For example, two stereo speakers with no LFE channel = 2.0

This Is Cinerama

Amid great fanfare, Stereo sound was officially proven commercially viable for the public on September 30, 1952 with the release of a Cinerama demonstration film by Lowell Thomas and Mike Todd titled This is Cinerama.
Also seen are views of Niagara Falls; a performance by a church choir (out of pace with the rest of the film, this segment is shot in black and white); a performance by the Vienna Boys' Choir; scenes of the canals of Venice; a military tattoo in Edinburgh; a bullfight in Spain; the "Triumphal scene" from Aïda; a sound demonstration in stereo; and scenes from Cypress Gardens amusement park featuring an elaborate water skiing show.

Headphones

headphoneearphoneearphones
This is usually achieved by using two or more independent audio channels through a configuration of two or more loudspeakers (or stereo headphones) in such a way as to create the impression of sound heard from various directions, as in natural hearing.
Although modern headphones have been particularly widely sold and used for listening to stereo recordings since the release of the Walkman, there is subjective debate regarding the nature of their reproduction of stereo sound.

Audio Fidelity Records

Audio FidelityAFE RecordsAudio Fidelity 24kt gold disk
In November 1957, the small Audio Fidelity Records label released the first mass-produced stereophonic disc.
They are best known for having produced the first mass-produced American stereophonic long-playing record in November 1957 (although this was not available to the general public until March of the following year).

Audiophile

audiophilesAudiophiliaaudio enthusiast
By 1953, Cook had a catalog of about 25 stereo records for sale to audiophiles.
An audio system typically consists of one or more source components, one or more amplification components, and (for stereo) two or more loudspeakers.

Signal

signalselectrical signalsignaling
The two signals were sent out over separate AM station bands.

One Hundred Men and a Girl

100 Men and a Girl
In 1937, Bell Laboratories in New York City gave a demonstration of two-channel stereophonic motion pictures, developed by Bell Labs and Electrical Research Products, Inc. Once again, conductor Leopold Stokowski was on hand to try out the new technology, recording onto a special proprietary nine-track sound system at the Academy of Music in Philadelphia, during the making of the movie One Hundred Men and a Girl for Universal Pictures in 1937, after which the tracks were mixed down to one for the final soundtrack.
The music was recorded in multi-channel stereophonic sound but released in monaural sound; three years later Stokowski and the Philadelphia Orchestra appeared in the first feature film to be presented in stereo, Fantasia.

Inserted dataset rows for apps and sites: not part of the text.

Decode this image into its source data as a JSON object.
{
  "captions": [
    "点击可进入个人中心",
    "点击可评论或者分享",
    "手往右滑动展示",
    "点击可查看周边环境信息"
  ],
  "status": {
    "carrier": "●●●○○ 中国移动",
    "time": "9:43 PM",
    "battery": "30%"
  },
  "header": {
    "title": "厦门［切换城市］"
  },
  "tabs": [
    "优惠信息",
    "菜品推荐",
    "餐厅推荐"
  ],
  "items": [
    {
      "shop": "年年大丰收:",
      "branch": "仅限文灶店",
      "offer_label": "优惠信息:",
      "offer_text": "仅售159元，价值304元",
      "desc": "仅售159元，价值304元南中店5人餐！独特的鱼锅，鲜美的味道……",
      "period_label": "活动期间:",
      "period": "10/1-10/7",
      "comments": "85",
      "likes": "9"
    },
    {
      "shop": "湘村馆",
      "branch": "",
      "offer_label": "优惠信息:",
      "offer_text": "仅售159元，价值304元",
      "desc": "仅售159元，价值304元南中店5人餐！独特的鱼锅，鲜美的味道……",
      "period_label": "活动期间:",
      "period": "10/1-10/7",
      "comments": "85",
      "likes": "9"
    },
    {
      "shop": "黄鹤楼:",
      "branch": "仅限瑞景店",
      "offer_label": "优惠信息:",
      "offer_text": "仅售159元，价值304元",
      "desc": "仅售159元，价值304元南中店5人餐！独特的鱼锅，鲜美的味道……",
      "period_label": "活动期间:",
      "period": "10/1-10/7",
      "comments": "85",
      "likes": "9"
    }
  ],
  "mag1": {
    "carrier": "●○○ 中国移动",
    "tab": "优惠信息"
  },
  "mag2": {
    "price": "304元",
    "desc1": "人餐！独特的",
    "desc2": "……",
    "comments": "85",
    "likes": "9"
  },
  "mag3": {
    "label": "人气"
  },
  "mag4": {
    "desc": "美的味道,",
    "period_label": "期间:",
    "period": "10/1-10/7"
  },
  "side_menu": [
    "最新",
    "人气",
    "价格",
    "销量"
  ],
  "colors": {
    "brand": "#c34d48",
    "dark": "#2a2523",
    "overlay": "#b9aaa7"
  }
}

Dolby Digital

Dolby Digital 5.1AC3AC-3
Dolby Stereo was succeeded by Dolby Digital 5.1 in the cinema, which retained the Dolby Stereo 70mm 5.1 channel layout, and more recently with the introduction of digital cinema, Dolby Surround 7.1 and Dolby Atmos in 2010 and 2012 respectively.
Mono and stereo modes are also supported.